Digital hardware design, or “HDL programming,” is growing in popularity with the widespread availability of FPGA platforms. Yet, the ecosystem around it needs some work. Tooling, the availability of code, licensing and a scattered community make it hard to get started. In this talk, we'll look at the situation today, and where things are going. As newcomer you'll leave the talk with all you need to know to start an FPGA design. And as experienced developer you will get an update on what's going on around you. Because digital hardware design doesn't need to be hard.
Build your own processor! Improve your graphics chip! Sounds far fetched? Actually, it does not need to be.
In the free software world, we have come to enjoy an ecosystem of excellent code to build on, production-quality libraries, reliable tools, and a healthy and helpful community. Software development has become available to the masses.

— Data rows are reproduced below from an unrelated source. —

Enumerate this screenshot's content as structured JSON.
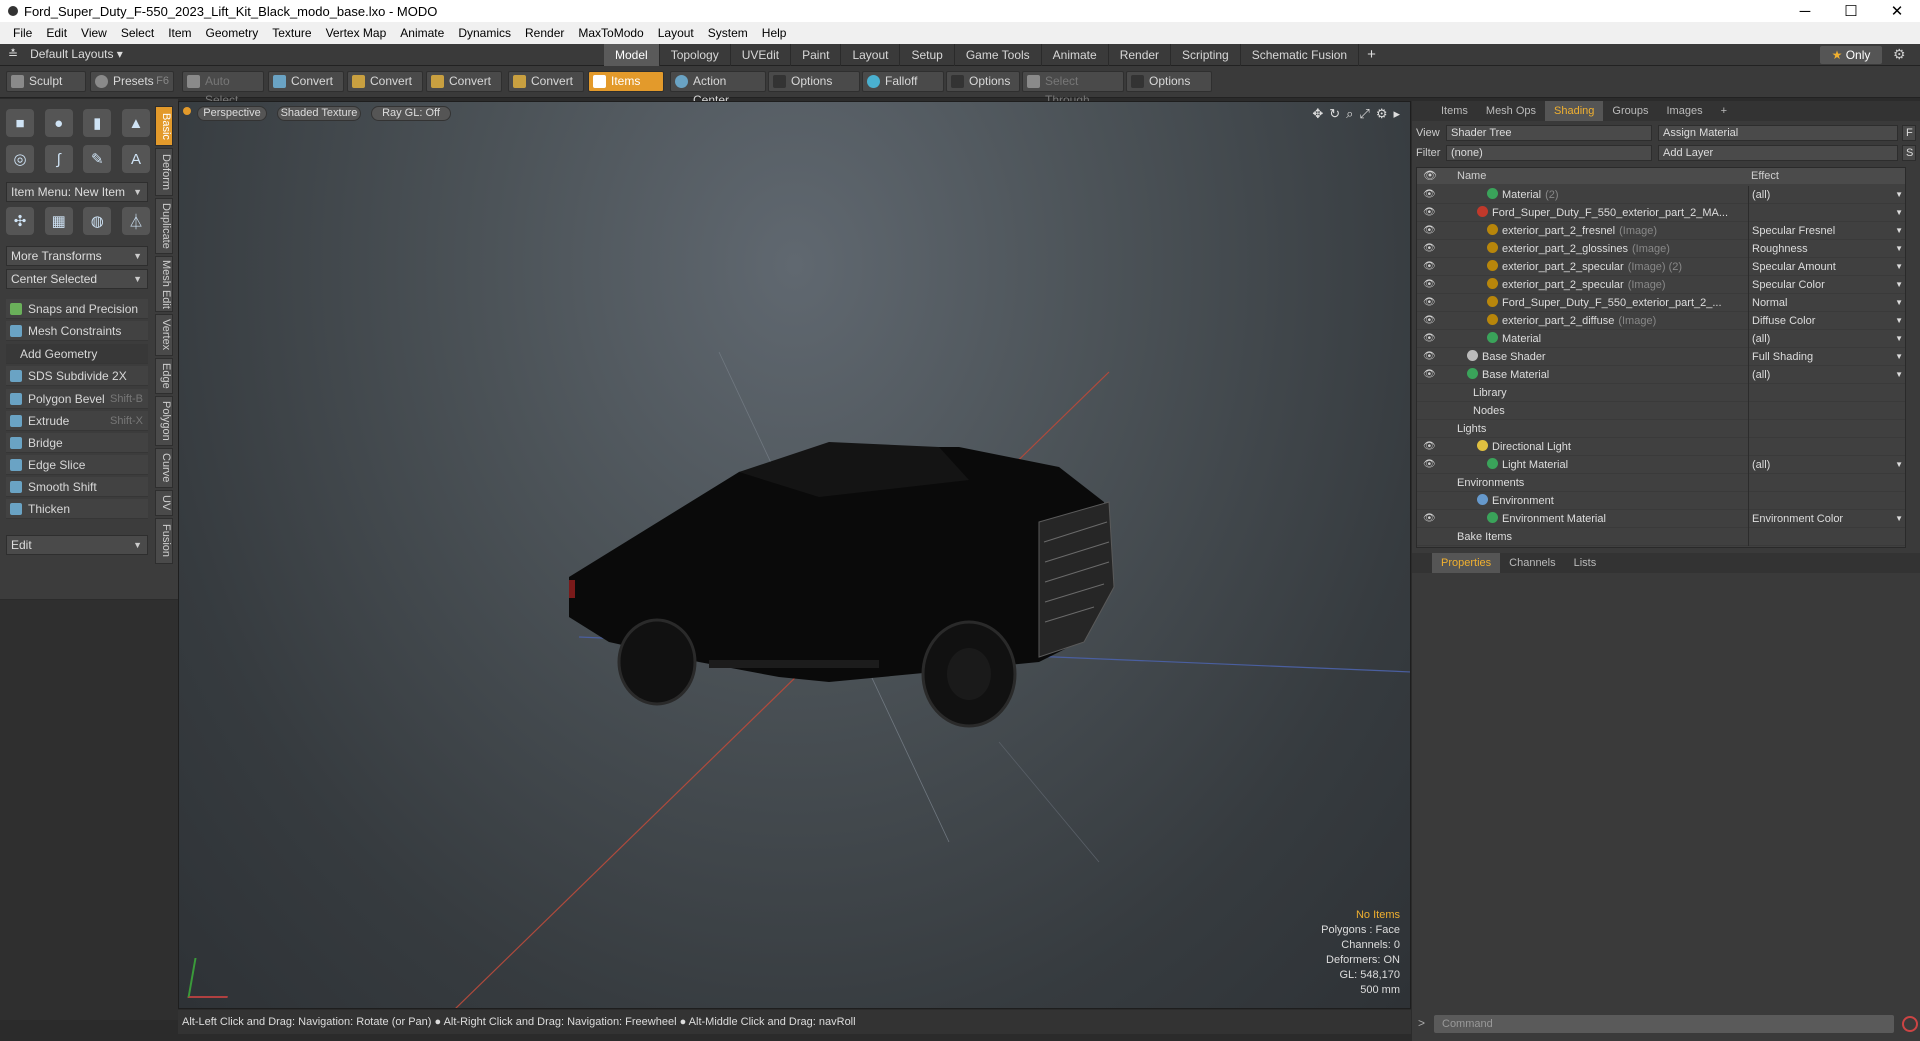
{
  "window": {
    "title": "Ford_Super_Duty_F-550_2023_Lift_Kit_Black_modo_base.lxo - MODO",
    "minimize": "─",
    "maximize": "☐",
    "close": "✕"
  },
  "menu": [
    "File",
    "Edit",
    "View",
    "Select",
    "Item",
    "Geometry",
    "Texture",
    "Vertex Map",
    "Animate",
    "Dynamics",
    "Render",
    "MaxToModo",
    "Layout",
    "System",
    "Help"
  ],
  "layoutbar": {
    "default_layouts": "Default Layouts ▾",
    "tabs": [
      "Model",
      "Topology",
      "UVEdit",
      "Paint",
      "Layout",
      "Setup",
      "Game Tools",
      "Animate",
      "Render",
      "Scripting",
      "Schematic Fusion"
    ],
    "active_tab": "Model",
    "plus": "+",
    "only": "Only",
    "only_star": "★",
    "gear": "⚙"
  },
  "toolbar": {
    "sculpt": "Sculpt",
    "presets": "Presets",
    "presets_key": "F6",
    "auto_select": "Auto Select",
    "convert1": "Convert",
    "convert2": "Convert",
    "convert3": "Convert",
    "convert4": "Convert",
    "items": "Items",
    "action_center": "Action Center",
    "options1": "Options",
    "falloff": "Falloff",
    "options2": "Options",
    "select_through": "Select Through",
    "options3": "Options"
  },
  "leftpanel": {
    "item_menu": "Item Menu: New Item",
    "more_transforms": "More Transforms",
    "center_selected": "Center Selected",
    "snaps": "Snaps and Precision",
    "mesh_constraints": "Mesh Constraints",
    "add_geometry": "Add Geometry",
    "tools": [
      {
        "label": "SDS Subdivide 2X",
        "key": ""
      },
      {
        "label": "Polygon Bevel",
        "key": "Shift-B"
      },
      {
        "label": "Extrude",
        "key": "Shift-X"
      },
      {
        "label": "Bridge",
        "key": ""
      },
      {
        "label": "Edge Slice",
        "key": ""
      },
      {
        "label": "Smooth Shift",
        "key": ""
      },
      {
        "label": "Thicken",
        "key": ""
      }
    ],
    "edit": "Edit",
    "side_tabs": [
      "Basic",
      "Deform",
      "Duplicate",
      "Mesh Edit",
      "Vertex",
      "Edge",
      "Polygon",
      "Curve",
      "UV",
      "Fusion"
    ]
  },
  "viewport": {
    "perspective": "Perspective",
    "shading": "Shaded Texture",
    "raygl": "Ray GL: Off",
    "stats": {
      "no_items": "No Items",
      "polygons": "Polygons : Face",
      "channels": "Channels: 0",
      "deformers": "Deformers: ON",
      "gl": "GL: 548,170",
      "scale": "500 mm"
    }
  },
  "statusbar": "Alt-Left Click and Drag: Navigation: Rotate (or Pan) ● Alt-Right Click and Drag: Navigation: Freewheel ● Alt-Middle Click and Drag: navRoll",
  "rightpanel": {
    "tabs": [
      "Items",
      "Mesh Ops",
      "Shading",
      "Groups",
      "Images"
    ],
    "active_tab": "Shading",
    "plus": "+",
    "view_label": "View",
    "view_value": "Shader Tree",
    "assign_material": "Assign Material",
    "f_btn": "F",
    "filter_label": "Filter",
    "filter_value": "(none)",
    "add_layer": "Add Layer",
    "s_btn": "S",
    "col_name": "Name",
    "col_effect": "Effect",
    "rows": [
      {
        "name": "Material",
        "type": "(2)",
        "effect": "(all)",
        "eye": true,
        "indent": 70,
        "bullet": "#3aa35a",
        "dd": true
      },
      {
        "name": "Ford_Super_Duty_F_550_exterior_part_2_MA...",
        "type": "",
        "effect": "",
        "eye": true,
        "indent": 60,
        "bullet": "#c0392b",
        "dd": true
      },
      {
        "name": "exterior_part_2_fresnel",
        "type": "(Image)",
        "effect": "Specular Fresnel",
        "eye": true,
        "indent": 70,
        "bullet": "#b8860b",
        "dd": true
      },
      {
        "name": "exterior_part_2_glossines",
        "type": "(Image)",
        "effect": "Roughness",
        "eye": true,
        "indent": 70,
        "bullet": "#b8860b",
        "dd": true
      },
      {
        "name": "exterior_part_2_specular",
        "type": "(Image) (2)",
        "effect": "Specular Amount",
        "eye": true,
        "indent": 70,
        "bullet": "#b8860b",
        "dd": true
      },
      {
        "name": "exterior_part_2_specular",
        "type": "(Image)",
        "effect": "Specular Color",
        "eye": true,
        "indent": 70,
        "bullet": "#b8860b",
        "dd": true
      },
      {
        "name": "Ford_Super_Duty_F_550_exterior_part_2_...",
        "type": "",
        "effect": "Normal",
        "eye": true,
        "indent": 70,
        "bullet": "#b8860b",
        "dd": true
      },
      {
        "name": "exterior_part_2_diffuse",
        "type": "(Image)",
        "effect": "Diffuse Color",
        "eye": true,
        "indent": 70,
        "bullet": "#b8860b",
        "dd": true
      },
      {
        "name": "Material",
        "type": "",
        "effect": "(all)",
        "eye": true,
        "indent": 70,
        "bullet": "#3aa35a",
        "dd": true
      },
      {
        "name": "Base Shader",
        "type": "",
        "effect": "Full Shading",
        "eye": true,
        "indent": 50,
        "bullet": "#bbbbbb",
        "dd": true
      },
      {
        "name": "Base Material",
        "type": "",
        "effect": "(all)",
        "eye": true,
        "indent": 50,
        "bullet": "#3aa35a",
        "dd": true
      },
      {
        "name": "Library",
        "type": "",
        "effect": "",
        "eye": false,
        "indent": 56,
        "bullet": "",
        "dd": false
      },
      {
        "name": "Nodes",
        "type": "",
        "effect": "",
        "eye": false,
        "indent": 56,
        "bullet": "",
        "dd": false
      },
      {
        "name": "Lights",
        "type": "",
        "effect": "",
        "eye": false,
        "indent": 40,
        "bullet": "",
        "dd": false
      },
      {
        "name": "Directional Light",
        "type": "",
        "effect": "",
        "eye": true,
        "indent": 60,
        "bullet": "#e0c040",
        "dd": false
      },
      {
        "name": "Light Material",
        "type": "",
        "effect": "(all)",
        "eye": true,
        "indent": 70,
        "bullet": "#3aa35a",
        "dd": true
      },
      {
        "name": "Environments",
        "type": "",
        "effect": "",
        "eye": false,
        "indent": 40,
        "bullet": "",
        "dd": false
      },
      {
        "name": "Environment",
        "type": "",
        "effect": "",
        "eye": false,
        "indent": 60,
        "bullet": "#6699cc",
        "dd": false
      },
      {
        "name": "Environment Material",
        "type": "",
        "effect": "Environment Color",
        "eye": true,
        "indent": 70,
        "bullet": "#3aa35a",
        "dd": true
      },
      {
        "name": "Bake Items",
        "type": "",
        "effect": "",
        "eye": false,
        "indent": 40,
        "bullet": "",
        "dd": false
      }
    ],
    "props_tabs": [
      "Properties",
      "Channels",
      "Lists"
    ],
    "props_active": "Properties",
    "command_placeholder": "Command",
    "cmd_arrow": ">"
  }
}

Getting started in digital hardware design, a.k.a. “writing code that describes how a chip works”, is not as easy yet. Trouble already starts with the question “What do you want to do with your design?” Producing a chip still is rather expensive, and looking at the product of long nights of work in slow-motion simulations it not terribly rewarding. Here FPGAs, “reprogrammable chips,” have come to rescue. With eval boards starting at under $100 and Intel incorporating FPGAs into their processors, hardware access has become easier. With this problem out of the way, we can now focus on the ecosystem of free and open source digital hardware design.
Join me for a look at code, tools, licensing, and the community. What's already there? What can we take from the software world? And where is all this going? All to answer the ultimate question: when will we be able to create our own processor?